- [DATA EXTRACTS]:
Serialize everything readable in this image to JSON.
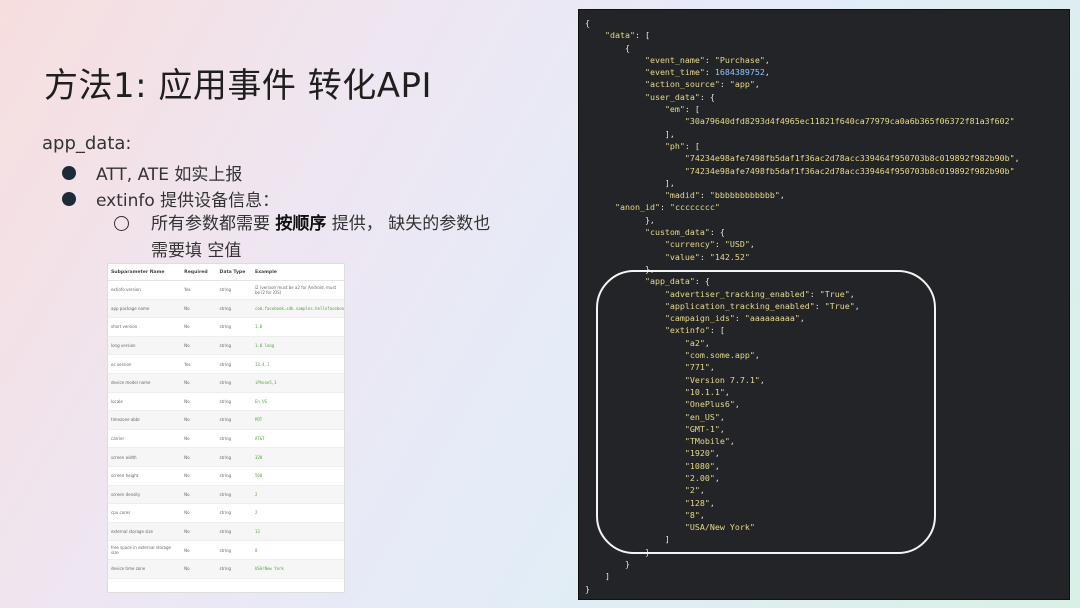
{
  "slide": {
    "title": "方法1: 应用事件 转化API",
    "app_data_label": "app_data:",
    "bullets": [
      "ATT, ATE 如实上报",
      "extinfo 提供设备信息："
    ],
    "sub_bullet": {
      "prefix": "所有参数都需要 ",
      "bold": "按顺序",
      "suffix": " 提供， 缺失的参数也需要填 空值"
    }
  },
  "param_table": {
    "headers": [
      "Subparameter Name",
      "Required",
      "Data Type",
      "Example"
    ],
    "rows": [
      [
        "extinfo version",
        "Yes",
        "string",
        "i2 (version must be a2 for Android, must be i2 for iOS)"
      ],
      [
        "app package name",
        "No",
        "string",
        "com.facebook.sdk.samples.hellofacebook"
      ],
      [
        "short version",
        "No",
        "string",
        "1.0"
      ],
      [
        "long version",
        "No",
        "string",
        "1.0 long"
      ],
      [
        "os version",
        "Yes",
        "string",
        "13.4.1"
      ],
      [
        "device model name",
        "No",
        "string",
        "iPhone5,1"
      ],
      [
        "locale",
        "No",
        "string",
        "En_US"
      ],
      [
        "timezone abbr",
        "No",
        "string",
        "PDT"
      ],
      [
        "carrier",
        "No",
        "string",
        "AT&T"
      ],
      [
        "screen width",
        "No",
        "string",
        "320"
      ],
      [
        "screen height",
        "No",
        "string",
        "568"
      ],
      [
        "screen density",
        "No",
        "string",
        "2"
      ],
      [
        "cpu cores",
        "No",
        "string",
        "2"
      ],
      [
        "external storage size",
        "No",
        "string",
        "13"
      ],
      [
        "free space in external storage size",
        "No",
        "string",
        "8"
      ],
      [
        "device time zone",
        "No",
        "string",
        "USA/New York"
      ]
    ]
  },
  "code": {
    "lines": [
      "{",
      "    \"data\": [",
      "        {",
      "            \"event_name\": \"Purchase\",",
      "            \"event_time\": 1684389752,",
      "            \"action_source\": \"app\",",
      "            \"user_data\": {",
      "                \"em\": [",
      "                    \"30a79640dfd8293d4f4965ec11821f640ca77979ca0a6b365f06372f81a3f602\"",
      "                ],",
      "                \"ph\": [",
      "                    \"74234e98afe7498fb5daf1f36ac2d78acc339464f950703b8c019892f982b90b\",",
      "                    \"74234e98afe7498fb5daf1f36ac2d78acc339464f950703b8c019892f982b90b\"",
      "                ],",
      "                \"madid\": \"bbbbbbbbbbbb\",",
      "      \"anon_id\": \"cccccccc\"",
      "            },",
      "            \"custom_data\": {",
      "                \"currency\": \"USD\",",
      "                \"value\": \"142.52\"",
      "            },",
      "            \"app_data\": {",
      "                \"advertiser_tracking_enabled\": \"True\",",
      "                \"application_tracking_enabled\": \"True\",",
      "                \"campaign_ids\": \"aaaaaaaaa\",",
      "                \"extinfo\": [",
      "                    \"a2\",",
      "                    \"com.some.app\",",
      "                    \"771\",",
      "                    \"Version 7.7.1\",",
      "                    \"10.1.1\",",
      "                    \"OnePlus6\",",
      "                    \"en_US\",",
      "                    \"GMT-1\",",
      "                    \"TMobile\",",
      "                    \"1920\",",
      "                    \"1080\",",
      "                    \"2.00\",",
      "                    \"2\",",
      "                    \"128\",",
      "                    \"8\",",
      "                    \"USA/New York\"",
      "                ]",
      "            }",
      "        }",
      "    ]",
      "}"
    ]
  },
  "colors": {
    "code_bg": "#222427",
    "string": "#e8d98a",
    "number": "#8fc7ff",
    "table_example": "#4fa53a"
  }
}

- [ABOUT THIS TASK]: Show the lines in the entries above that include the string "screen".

- [EXERCISE RESULT]:
        "screen width",
        "screen height",
        "screen density",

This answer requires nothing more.